**MATERIAL FOR THIS EXERCISE**
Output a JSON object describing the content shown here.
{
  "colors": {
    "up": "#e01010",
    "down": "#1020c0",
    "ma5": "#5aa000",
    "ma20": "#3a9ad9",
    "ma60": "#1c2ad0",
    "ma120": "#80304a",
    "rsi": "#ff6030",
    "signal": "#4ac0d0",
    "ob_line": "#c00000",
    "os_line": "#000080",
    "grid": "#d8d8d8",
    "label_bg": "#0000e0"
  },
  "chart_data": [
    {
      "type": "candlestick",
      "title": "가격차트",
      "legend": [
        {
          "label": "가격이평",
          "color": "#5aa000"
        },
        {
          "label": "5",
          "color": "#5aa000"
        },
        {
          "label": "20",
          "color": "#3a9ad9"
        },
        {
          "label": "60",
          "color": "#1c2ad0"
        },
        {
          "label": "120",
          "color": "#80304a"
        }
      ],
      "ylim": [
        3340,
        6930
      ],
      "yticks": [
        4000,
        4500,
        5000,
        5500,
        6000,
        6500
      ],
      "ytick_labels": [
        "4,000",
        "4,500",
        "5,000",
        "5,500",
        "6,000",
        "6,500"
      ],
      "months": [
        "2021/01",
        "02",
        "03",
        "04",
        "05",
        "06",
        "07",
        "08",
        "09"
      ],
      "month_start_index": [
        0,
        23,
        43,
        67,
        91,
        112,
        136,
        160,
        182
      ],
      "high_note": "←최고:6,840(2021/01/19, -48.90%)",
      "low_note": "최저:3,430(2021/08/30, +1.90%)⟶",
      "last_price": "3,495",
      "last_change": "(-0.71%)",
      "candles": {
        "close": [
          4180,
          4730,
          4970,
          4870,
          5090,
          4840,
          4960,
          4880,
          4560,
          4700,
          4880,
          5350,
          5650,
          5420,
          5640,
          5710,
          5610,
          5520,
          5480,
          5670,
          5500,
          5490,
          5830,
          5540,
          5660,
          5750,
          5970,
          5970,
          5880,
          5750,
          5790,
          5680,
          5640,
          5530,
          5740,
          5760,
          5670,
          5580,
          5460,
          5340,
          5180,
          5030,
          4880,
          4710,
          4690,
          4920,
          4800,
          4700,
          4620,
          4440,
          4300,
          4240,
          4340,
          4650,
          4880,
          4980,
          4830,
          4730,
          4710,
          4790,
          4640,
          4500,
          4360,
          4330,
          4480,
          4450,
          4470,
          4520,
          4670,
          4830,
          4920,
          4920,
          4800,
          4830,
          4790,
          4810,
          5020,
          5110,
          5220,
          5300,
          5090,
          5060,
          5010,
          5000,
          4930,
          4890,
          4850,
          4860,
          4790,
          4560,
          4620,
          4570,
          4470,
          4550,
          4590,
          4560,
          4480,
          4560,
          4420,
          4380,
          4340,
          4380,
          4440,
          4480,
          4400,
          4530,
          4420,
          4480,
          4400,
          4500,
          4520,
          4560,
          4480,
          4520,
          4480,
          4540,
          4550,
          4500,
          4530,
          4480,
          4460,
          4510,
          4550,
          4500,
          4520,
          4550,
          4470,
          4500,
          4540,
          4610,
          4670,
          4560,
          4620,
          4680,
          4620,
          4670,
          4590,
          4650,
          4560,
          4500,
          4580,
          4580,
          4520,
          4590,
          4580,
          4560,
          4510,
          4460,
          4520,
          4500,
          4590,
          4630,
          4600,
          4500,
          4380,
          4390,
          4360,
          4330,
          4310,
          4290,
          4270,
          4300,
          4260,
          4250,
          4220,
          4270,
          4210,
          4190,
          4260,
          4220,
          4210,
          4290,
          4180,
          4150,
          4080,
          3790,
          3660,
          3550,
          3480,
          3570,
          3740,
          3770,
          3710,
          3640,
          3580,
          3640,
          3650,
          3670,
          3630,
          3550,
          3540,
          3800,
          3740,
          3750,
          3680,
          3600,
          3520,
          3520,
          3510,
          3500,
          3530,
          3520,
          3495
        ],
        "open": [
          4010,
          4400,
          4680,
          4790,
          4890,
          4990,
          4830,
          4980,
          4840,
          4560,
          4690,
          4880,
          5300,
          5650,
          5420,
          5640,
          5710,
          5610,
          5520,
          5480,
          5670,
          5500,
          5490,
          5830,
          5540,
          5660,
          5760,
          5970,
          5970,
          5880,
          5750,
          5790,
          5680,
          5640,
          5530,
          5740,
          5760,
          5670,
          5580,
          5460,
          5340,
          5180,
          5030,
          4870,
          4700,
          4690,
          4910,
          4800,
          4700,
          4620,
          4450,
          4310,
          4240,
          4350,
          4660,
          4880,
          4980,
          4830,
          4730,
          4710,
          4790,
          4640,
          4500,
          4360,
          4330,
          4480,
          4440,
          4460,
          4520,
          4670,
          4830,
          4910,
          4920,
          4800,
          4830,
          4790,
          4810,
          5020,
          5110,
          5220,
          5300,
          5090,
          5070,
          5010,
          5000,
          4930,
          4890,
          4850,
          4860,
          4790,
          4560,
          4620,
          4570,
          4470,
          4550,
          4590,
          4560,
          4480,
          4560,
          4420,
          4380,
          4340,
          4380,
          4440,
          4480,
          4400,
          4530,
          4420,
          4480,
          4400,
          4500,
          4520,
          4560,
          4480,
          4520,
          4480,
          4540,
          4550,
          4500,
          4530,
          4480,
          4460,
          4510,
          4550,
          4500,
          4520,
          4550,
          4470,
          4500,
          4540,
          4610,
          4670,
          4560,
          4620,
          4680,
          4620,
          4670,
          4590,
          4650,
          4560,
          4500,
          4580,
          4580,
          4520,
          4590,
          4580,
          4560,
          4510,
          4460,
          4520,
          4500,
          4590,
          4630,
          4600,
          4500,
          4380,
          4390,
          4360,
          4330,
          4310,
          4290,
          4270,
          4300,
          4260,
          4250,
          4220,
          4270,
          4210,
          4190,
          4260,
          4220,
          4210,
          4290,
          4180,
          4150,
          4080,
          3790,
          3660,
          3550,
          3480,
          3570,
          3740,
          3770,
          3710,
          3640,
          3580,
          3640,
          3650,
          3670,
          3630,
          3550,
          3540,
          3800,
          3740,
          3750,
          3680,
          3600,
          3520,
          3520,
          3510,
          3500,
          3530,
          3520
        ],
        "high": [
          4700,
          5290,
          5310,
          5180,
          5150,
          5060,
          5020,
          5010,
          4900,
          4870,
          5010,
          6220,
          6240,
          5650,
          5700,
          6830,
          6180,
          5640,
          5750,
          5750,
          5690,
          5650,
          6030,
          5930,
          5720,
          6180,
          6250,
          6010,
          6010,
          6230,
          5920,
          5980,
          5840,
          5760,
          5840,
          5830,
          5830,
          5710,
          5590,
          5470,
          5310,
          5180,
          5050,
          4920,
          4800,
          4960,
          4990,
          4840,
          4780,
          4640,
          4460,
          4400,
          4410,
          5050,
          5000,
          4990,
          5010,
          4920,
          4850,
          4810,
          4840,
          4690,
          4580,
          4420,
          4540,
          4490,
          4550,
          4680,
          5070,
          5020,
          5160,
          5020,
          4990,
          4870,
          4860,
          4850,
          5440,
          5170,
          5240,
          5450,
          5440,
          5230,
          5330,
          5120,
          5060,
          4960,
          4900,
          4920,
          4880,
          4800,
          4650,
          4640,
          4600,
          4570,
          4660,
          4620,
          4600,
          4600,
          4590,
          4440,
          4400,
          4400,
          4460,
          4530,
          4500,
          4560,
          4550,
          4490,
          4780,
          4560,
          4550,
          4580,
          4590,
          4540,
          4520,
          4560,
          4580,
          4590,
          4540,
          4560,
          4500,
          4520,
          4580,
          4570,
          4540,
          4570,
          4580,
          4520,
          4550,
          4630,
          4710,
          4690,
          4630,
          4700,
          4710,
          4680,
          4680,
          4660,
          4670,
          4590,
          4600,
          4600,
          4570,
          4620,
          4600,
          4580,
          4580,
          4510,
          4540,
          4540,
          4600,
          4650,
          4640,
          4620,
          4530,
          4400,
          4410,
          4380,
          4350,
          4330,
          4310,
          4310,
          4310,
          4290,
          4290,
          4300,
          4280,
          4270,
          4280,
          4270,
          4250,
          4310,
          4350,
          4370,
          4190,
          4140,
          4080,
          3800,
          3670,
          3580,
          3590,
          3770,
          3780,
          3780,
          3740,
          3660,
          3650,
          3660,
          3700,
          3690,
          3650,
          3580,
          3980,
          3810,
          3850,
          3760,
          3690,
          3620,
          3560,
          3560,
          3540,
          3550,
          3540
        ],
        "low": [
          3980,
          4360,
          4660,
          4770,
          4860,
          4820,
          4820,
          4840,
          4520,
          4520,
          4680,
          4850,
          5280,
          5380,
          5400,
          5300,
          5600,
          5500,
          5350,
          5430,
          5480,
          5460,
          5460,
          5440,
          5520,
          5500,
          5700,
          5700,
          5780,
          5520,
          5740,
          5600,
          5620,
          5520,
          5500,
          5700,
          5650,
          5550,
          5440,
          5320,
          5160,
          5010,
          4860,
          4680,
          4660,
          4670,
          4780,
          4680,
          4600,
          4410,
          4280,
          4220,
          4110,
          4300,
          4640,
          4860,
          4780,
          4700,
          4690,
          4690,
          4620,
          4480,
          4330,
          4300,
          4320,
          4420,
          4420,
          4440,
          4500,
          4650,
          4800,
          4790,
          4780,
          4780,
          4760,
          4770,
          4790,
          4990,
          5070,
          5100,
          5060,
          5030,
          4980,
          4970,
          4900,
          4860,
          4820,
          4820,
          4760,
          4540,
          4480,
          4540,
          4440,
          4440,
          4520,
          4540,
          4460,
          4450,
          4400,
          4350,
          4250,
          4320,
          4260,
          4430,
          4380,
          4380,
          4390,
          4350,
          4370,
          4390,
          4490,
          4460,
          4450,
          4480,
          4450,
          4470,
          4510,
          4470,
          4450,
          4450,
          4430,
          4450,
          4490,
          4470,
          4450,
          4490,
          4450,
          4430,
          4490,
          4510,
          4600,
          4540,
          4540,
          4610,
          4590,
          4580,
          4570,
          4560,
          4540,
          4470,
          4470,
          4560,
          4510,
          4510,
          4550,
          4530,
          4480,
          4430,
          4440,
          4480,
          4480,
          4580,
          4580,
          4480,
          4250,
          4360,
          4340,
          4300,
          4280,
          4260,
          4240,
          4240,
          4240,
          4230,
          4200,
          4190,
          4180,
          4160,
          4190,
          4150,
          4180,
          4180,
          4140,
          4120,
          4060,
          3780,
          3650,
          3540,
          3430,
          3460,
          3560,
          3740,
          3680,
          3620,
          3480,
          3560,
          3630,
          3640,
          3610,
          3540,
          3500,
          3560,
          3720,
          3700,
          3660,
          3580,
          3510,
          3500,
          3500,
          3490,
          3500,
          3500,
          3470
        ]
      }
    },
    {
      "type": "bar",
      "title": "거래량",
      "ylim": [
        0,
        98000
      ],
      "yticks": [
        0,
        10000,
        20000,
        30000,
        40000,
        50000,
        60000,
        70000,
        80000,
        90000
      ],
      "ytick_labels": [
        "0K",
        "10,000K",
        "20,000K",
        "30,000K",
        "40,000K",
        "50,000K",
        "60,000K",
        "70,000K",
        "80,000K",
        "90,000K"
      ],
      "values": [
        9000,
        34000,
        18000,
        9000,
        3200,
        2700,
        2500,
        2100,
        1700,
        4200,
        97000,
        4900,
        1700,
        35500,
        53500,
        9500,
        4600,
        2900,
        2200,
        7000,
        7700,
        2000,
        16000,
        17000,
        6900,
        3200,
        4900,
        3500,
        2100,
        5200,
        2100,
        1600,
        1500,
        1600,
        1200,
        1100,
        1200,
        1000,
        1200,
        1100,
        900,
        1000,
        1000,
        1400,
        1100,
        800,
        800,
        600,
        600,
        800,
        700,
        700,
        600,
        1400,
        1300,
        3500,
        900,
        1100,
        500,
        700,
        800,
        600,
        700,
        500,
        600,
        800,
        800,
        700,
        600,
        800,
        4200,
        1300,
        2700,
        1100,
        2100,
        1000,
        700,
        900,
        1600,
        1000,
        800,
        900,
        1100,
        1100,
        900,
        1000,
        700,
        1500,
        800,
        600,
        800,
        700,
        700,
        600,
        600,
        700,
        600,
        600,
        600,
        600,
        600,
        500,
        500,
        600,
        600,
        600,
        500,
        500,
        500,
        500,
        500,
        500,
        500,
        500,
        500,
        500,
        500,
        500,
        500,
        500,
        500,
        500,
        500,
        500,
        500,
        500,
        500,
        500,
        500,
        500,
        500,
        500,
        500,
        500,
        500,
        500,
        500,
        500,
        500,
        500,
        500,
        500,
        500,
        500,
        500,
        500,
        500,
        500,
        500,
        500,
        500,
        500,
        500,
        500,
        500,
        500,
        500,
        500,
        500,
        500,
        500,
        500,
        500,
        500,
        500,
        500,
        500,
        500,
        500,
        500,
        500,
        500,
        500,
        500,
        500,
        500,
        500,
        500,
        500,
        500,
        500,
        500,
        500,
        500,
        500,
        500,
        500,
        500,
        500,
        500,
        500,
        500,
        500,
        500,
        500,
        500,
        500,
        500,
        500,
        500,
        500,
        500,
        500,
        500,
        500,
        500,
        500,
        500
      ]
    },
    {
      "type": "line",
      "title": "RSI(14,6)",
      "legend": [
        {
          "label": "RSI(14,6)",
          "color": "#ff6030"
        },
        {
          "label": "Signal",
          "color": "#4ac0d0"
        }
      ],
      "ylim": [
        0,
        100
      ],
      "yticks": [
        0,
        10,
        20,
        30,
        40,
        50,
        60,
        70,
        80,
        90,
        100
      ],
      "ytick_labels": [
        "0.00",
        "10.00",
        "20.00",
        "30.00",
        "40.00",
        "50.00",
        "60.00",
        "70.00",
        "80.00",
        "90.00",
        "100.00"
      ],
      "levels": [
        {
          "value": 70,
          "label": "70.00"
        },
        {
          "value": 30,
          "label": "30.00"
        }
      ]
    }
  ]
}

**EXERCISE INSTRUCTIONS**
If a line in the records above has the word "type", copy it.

**RESPONSE FOR THIS EXERCISE**
      "type": "candlestick",
      "type": "bar",
      "type": "line",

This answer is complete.